Where to put the holes in Chin rest?
I bought this Set on Amazon (amazon.com/gp/product/B0774XKPW6/ref=oh_aui_detailpage_o00_s00?ie=UTF8&psc=1 )but it didn't come with holes screwed into the chin rest, where would make the hole and is there any padding that I can buy online for the bottom of the chin rest so it doesn't scratch my violin?
This is what I've done in the past.
Trevor - excellent and very complete description - except I could not find an answer to Jia's question with respect to her specific chinrest. From the Amazon website her chinrest looks like an over-the tailpiece design, so I would recommend first checking that there is sufficient room for her tailpiece to fit under this chinrest. Next carefully place the chin rest clamp (metal piece) so that the threaded parts are centered about the opening in the chinrest wood and sufficiently placed vertically that the chin rest can be clamped to the violin given the range of the tightening screws. THAT'S WHERE THE HOLES IN THE CHINREST WOOD GO!
It would be a lot simpler to just buy stick-on cork at a hardware store!
Roger, but then you wouldn't have the wine to drink :(
Gasket cork from the hardware store works too, attached with some common carpenter's glue. Not all wine bottlers are using cork stoppers these days; some kind of synthetic stopper stuff is getting pretty common.
You got ripped off, a proper chinrest should cost you $15 or less.
I've had another look at the Amazon web page linked by the OP and noticed that the product is not being shipped to the UK. That, together with the lack of holes in the chinrest and padding on the metal clamp part of the chinrest, gives me the impression that the product is still "work in progress" and what we're seeing may be a marketing exercise to test the water.

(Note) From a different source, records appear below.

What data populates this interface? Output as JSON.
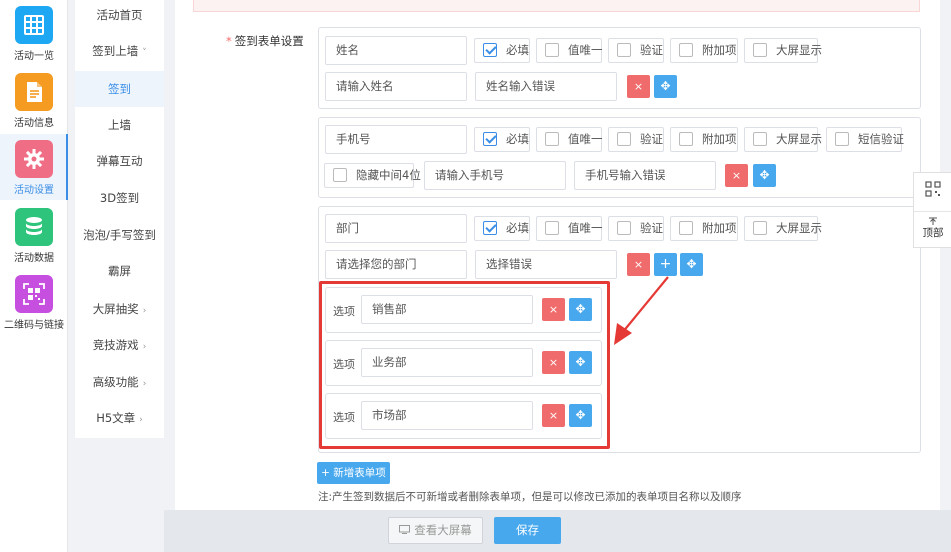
{
  "rail": {
    "items": [
      {
        "label": "活动一览",
        "icon": "grid-icon",
        "color": "#1ea7f2"
      },
      {
        "label": "活动信息",
        "icon": "document-icon",
        "color": "#f59b22"
      },
      {
        "label": "活动设置",
        "icon": "gear-icon",
        "color": "#f06d86"
      },
      {
        "label": "活动数据",
        "icon": "database-icon",
        "color": "#2ec47b"
      },
      {
        "label": "二维码与链接",
        "icon": "qrcode-icon",
        "color": "#c64fe0"
      }
    ]
  },
  "menu": {
    "items": [
      {
        "label": "活动首页",
        "arrow": ""
      },
      {
        "label": "签到上墙",
        "arrow": "˅"
      },
      {
        "label": "签到",
        "arrow": ""
      },
      {
        "label": "上墙",
        "arrow": ""
      },
      {
        "label": "弹幕互动",
        "arrow": ""
      },
      {
        "label": "3D签到",
        "arrow": ""
      },
      {
        "label": "泡泡/手写签到",
        "arrow": ""
      },
      {
        "label": "霸屏",
        "arrow": ""
      },
      {
        "label": "大屏抽奖",
        "arrow": "›"
      },
      {
        "label": "竞技游戏",
        "arrow": "›"
      },
      {
        "label": "高级功能",
        "arrow": "›"
      },
      {
        "label": "H5文章",
        "arrow": "›"
      }
    ]
  },
  "form": {
    "title_star": "*",
    "title": "签到表单设置",
    "groups": [
      {
        "name": "姓名",
        "checks": [
          "必填",
          "值唯一",
          "验证",
          "附加项",
          "大屏显示"
        ],
        "placeholder": "请输入姓名",
        "error": "姓名输入错误"
      },
      {
        "name": "手机号",
        "checks": [
          "必填",
          "值唯一",
          "验证",
          "附加项",
          "大屏显示",
          "短信验证"
        ],
        "extra_check": "隐藏中间4位",
        "placeholder": "请输入手机号",
        "error": "手机号输入错误"
      },
      {
        "name": "部门",
        "checks": [
          "必填",
          "值唯一",
          "验证",
          "附加项",
          "大屏显示"
        ],
        "placeholder": "请选择您的部门",
        "error": "选择错误",
        "option_label": "选项",
        "options": [
          "销售部",
          "业务部",
          "市场部"
        ]
      }
    ],
    "add_button": "+ 新增表单项",
    "note": "注:产生签到数据后不可新增或者删除表单项，但是可以修改已添加的表单项目名称以及顺序"
  },
  "buttons": {
    "delete_glyph": "×",
    "move_glyph": "✥",
    "plus_glyph": "+",
    "preview": "查看大屏幕",
    "save": "保存"
  },
  "side_tools": {
    "qrcode_icon": "qrcode-icon",
    "top_label": "顶部"
  },
  "colors": {
    "accent": "#48a8ee",
    "danger": "#f06b6b",
    "highlight": "#e53935"
  }
}
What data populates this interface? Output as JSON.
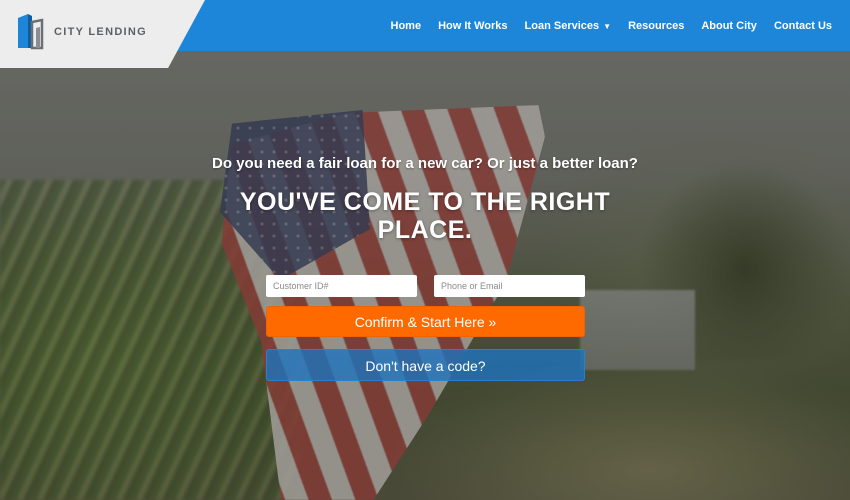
{
  "brand": {
    "name": "CITY LENDING",
    "logo_icon": "city-lending-building-logo"
  },
  "nav": {
    "items": [
      {
        "label": "Home"
      },
      {
        "label": "How It Works"
      },
      {
        "label": "Loan Services",
        "has_dropdown": true
      },
      {
        "label": "Resources"
      },
      {
        "label": "About City"
      },
      {
        "label": "Contact Us"
      }
    ]
  },
  "hero": {
    "subtitle": "Do you need a fair loan for a new car? Or just a better loan?",
    "headline": "YOU'VE COME TO THE RIGHT PLACE."
  },
  "form": {
    "customer_id_placeholder": "Customer ID#",
    "phone_email_placeholder": "Phone or Email",
    "confirm_label": "Confirm & Start Here »",
    "no_code_label": "Don't have a code?"
  },
  "colors": {
    "header": "#1d86d8",
    "logo_panel": "#ededed",
    "confirm_button": "#ff6a00",
    "code_button": "#1e73be"
  }
}
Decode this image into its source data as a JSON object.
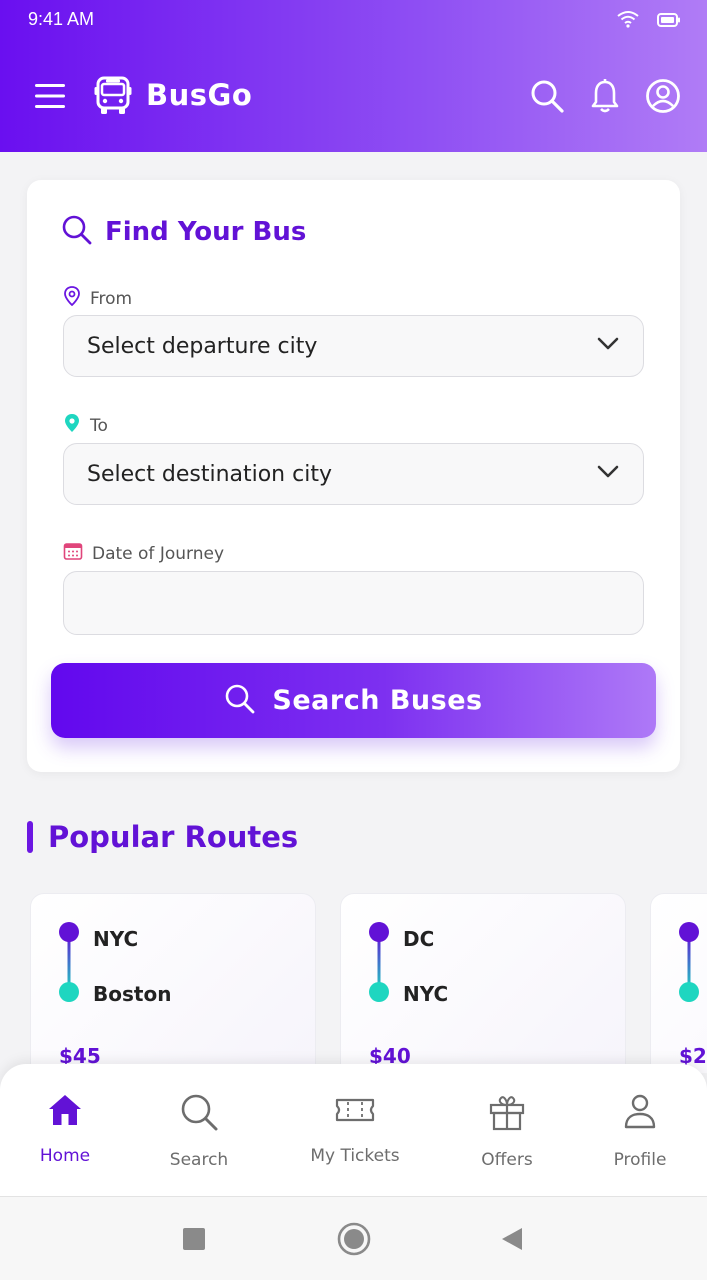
{
  "status_bar": {
    "time": "9:41 AM"
  },
  "app": {
    "title": "BusGo"
  },
  "search_card": {
    "title": "Find Your Bus",
    "from_label": "From",
    "from_value": "Select departure city",
    "to_label": "To",
    "to_value": "Select destination city",
    "date_label": "Date of Journey",
    "date_value": "",
    "button_label": "Search Buses"
  },
  "popular_routes": {
    "title": "Popular Routes",
    "routes": [
      {
        "from": "NYC",
        "to": "Boston",
        "price": "$45"
      },
      {
        "from": "DC",
        "to": "NYC",
        "price": "$40"
      },
      {
        "from": "",
        "to": "",
        "price": "$2"
      }
    ]
  },
  "bottom_nav": {
    "items": [
      {
        "label": "Home",
        "icon": "home-icon",
        "active": true
      },
      {
        "label": "Search",
        "icon": "search-icon"
      },
      {
        "label": "My Tickets",
        "icon": "ticket-icon"
      },
      {
        "label": "Offers",
        "icon": "gift-icon"
      },
      {
        "label": "Profile",
        "icon": "person-icon"
      }
    ]
  },
  "colors": {
    "primary": "#6212d6",
    "gradient_start": "#6a0ff0",
    "gradient_end": "#b07cf6",
    "accent_teal": "#1ed6c0",
    "calendar_pink": "#e0457b"
  }
}
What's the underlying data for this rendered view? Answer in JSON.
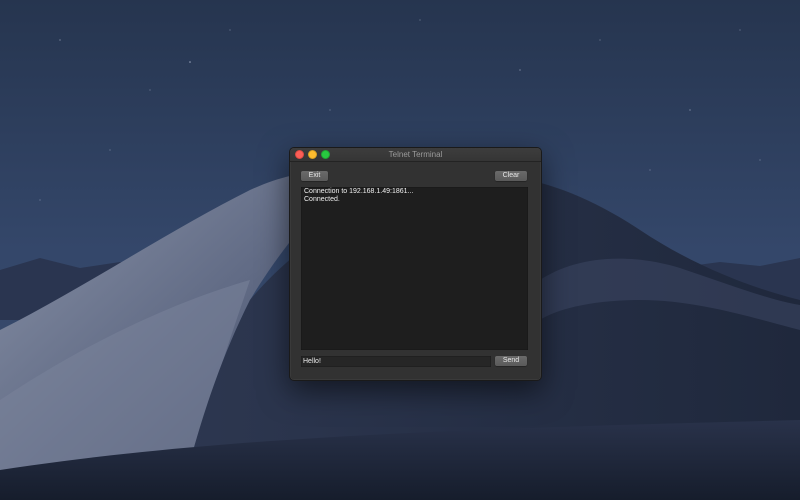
{
  "window": {
    "title": "Telnet Terminal"
  },
  "toolbar": {
    "exit_label": "Exit",
    "clear_label": "Clear"
  },
  "output": {
    "lines": [
      "Connection to 192.168.1.49:1861...",
      "Connected."
    ]
  },
  "input": {
    "value": "Hello!"
  },
  "send": {
    "label": "Send"
  },
  "colors": {
    "close": "#fd5f57",
    "minimize": "#febc2e",
    "maximize": "#28c840",
    "window_bg": "#323232",
    "output_bg": "#1e1e1e"
  },
  "icons": {
    "close": "close-icon",
    "minimize": "minimize-icon",
    "maximize": "maximize-icon"
  }
}
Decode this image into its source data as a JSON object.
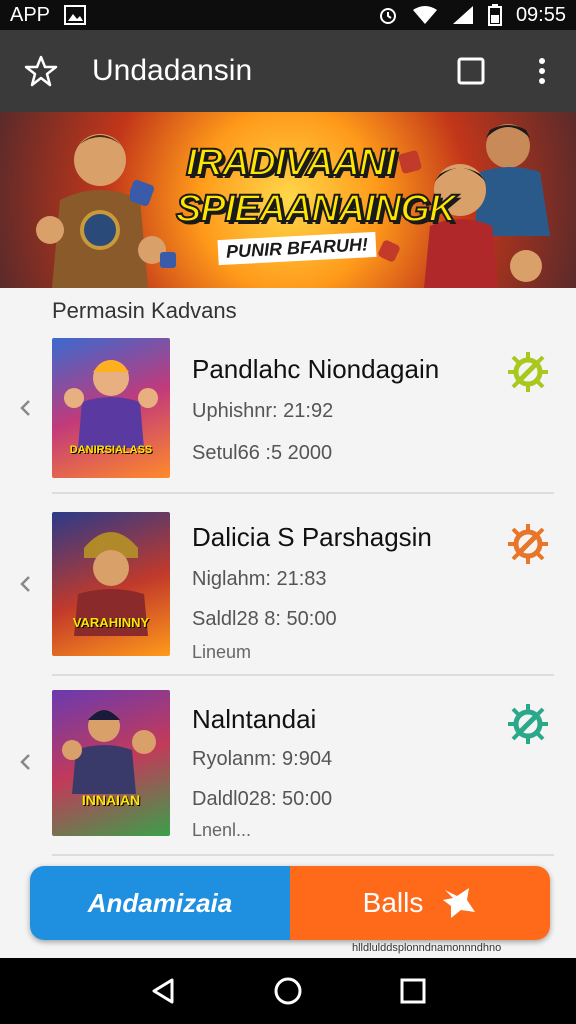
{
  "status_bar": {
    "app_label": "APP",
    "time": "09:55"
  },
  "app_bar": {
    "title": "Undadansin"
  },
  "banner": {
    "title_line1": "IRADIVAANI",
    "title_line2": "SPIEAANAINGK",
    "subtitle": "PUNIR BFARUH!"
  },
  "section": {
    "header": "Permasin Kadvans"
  },
  "items": [
    {
      "title": "Pandlahc Niondagain",
      "line1": "Uphishnr: 21:92",
      "line2": "Setul66 :5 2000",
      "extra": "",
      "icon_color": "#a8c81e",
      "thumb_label": "DANIRSIALASS"
    },
    {
      "title": "Dalicia S Parshagsin",
      "line1": "Niglahm: 21:83",
      "line2": "Saldl28 8: 50:00",
      "extra": "Lineum",
      "icon_color": "#e8762a",
      "thumb_label": "VARAHINNY"
    },
    {
      "title": "Nalntandai",
      "line1": "Ryolanm: 9:904",
      "line2": "Daldl028: 50:00",
      "extra": "Lnenl...",
      "icon_color": "#2aa88a",
      "thumb_label": "INNAIAN"
    }
  ],
  "bottom_bar": {
    "left_label": "Andamizaia",
    "right_label": "Balls"
  },
  "footer_note": "hlldlulddsplonndnamonnndhno"
}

@John Minnich, would ordinary carpenter's glue adhere effectively to the metal part of the chinrest? I don't know, which is why I suggested superglue or a binary epoxide.
You might want to roughen the surface of the metal part also, with some steel wool or fine sandpaper, at least 200 grit. That could improve the adhesion. And I would use superglue or a two-tube epoxy also. Superglue (cyanoacrylate cement) is easier to deal with.
It takes $250 in tools to properly fit a set of pegs, so the pegs are basically useless, a tailpiece costs $5 so you still overpaid.
I agree with Lyndon -- the whole thing seems like a total ripoff. Who would sell a chinrest without the hardware fitted? Someone who bought up a bunch of cast-off seconds and over-runs from a Chinese factory, that's who.
Trevor J.: No, carpenter's glue wouldn't work for the metal bracket. I'd try contact cement for that I think. Or double sided tape as long as it doesn't slip. I don't know about the two glues you suggested.